— THE PROBLEM —
Look for the word "this" in the material below. Copy each line that has it.

#### DATA

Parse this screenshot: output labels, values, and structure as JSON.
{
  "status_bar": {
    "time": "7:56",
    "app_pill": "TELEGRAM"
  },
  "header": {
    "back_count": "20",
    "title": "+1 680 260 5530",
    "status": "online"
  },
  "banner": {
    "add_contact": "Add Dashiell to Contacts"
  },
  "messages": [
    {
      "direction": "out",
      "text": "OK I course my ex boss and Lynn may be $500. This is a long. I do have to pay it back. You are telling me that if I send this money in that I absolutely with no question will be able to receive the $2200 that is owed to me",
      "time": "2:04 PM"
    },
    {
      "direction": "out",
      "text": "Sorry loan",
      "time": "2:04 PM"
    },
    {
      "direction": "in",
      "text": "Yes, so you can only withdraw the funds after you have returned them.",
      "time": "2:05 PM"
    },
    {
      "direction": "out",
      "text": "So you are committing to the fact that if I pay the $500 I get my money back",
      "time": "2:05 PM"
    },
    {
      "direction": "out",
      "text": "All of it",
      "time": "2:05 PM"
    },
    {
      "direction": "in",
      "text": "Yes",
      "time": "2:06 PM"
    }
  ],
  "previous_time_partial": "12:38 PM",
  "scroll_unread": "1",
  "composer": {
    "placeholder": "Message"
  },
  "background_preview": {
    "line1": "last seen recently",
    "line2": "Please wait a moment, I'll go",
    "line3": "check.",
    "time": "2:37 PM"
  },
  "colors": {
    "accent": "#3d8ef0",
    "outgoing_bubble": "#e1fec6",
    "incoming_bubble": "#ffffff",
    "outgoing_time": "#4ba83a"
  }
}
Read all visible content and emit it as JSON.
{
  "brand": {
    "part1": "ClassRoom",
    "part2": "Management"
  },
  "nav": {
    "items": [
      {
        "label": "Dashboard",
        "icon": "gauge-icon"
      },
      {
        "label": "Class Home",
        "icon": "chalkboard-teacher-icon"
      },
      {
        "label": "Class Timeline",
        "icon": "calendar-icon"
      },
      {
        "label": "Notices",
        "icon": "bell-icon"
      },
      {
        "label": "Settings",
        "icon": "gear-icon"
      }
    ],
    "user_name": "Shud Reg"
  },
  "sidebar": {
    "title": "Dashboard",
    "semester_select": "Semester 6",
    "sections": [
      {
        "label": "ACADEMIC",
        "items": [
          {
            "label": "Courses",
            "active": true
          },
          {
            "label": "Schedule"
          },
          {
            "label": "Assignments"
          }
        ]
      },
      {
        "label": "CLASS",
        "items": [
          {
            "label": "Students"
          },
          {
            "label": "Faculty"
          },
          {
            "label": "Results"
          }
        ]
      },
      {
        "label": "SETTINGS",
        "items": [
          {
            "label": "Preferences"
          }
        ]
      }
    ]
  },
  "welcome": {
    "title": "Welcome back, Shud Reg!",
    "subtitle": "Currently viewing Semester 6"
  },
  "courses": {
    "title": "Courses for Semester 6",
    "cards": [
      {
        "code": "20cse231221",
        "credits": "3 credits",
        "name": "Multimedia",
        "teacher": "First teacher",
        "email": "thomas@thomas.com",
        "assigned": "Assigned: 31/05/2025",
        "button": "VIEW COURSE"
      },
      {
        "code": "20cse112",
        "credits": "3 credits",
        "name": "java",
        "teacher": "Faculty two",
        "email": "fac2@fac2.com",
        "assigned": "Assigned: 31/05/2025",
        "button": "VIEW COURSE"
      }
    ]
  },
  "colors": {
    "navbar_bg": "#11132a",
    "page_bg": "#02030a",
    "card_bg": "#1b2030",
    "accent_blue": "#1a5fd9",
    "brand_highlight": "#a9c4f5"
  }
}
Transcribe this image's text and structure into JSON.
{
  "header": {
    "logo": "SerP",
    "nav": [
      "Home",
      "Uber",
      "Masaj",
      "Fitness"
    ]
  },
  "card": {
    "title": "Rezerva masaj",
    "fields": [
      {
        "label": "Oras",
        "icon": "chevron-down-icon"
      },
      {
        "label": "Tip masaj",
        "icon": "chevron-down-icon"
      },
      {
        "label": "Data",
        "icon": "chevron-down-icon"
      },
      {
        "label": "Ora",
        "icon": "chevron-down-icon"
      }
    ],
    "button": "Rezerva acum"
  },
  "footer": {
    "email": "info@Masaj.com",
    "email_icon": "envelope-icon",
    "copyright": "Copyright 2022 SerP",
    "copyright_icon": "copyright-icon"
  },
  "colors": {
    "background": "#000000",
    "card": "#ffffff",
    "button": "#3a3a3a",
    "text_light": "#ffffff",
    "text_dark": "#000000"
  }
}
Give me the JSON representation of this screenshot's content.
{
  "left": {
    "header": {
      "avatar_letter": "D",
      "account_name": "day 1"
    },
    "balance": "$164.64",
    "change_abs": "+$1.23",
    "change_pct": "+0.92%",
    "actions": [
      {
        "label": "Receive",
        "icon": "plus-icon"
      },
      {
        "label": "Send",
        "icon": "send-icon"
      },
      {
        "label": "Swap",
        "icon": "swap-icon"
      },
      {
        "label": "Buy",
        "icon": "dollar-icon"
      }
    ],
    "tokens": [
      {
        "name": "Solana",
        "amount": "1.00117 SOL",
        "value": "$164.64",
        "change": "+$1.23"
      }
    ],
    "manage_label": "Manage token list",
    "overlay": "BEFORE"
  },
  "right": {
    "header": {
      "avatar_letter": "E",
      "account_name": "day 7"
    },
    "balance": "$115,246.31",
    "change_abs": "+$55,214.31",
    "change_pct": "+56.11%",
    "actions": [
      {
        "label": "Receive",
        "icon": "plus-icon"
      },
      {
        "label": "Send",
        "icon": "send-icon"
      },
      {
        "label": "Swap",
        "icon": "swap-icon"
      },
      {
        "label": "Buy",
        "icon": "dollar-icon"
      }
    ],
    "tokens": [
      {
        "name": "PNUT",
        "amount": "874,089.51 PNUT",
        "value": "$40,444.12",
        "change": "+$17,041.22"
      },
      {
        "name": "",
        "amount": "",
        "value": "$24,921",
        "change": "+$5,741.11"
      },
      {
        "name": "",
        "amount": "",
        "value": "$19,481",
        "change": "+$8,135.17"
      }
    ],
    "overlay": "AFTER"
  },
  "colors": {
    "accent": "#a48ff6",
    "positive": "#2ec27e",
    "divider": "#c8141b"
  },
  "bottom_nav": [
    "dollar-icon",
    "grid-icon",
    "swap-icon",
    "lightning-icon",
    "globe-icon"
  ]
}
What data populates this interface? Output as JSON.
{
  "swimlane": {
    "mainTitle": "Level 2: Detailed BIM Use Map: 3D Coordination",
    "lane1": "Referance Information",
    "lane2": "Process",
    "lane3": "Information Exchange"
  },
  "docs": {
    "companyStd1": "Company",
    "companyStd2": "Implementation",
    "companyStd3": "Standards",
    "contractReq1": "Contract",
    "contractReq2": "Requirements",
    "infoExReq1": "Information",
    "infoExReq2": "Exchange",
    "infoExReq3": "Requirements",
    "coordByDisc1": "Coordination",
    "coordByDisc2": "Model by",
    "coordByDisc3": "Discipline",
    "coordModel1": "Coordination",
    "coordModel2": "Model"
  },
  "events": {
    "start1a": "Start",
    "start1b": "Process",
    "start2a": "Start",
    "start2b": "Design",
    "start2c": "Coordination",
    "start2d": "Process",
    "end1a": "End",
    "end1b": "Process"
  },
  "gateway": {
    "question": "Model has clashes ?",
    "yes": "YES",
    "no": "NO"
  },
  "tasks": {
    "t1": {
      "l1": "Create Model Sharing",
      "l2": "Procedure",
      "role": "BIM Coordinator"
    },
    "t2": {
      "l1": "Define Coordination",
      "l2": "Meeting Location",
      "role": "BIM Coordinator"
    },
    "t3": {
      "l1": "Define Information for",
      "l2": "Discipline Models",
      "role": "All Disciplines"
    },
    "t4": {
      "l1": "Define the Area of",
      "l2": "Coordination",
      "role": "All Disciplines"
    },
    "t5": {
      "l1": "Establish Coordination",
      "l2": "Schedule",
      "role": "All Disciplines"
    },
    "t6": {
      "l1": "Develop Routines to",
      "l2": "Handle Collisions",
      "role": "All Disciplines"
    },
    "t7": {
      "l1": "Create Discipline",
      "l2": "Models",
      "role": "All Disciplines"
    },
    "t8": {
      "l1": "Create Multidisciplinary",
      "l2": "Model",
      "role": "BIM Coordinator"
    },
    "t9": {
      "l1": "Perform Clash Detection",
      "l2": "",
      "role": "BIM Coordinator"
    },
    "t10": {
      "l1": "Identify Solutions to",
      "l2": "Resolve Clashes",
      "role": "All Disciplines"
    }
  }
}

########

— ANSWER SECTION —
Parse this screenshot: output labels, values, and structure as JSON.
      "text": "OK I course my ex boss and Lynn may be $500. This is a long. I do have to pay it back. You are telling me that if I send this money in that I absolutely with no question will be able to receive the $2200 that is owed to me",
Transcribe this image's text and structure into JSON.
Give me the JSON representation of this screenshot's content.
What data populates this interface? Output as JSON.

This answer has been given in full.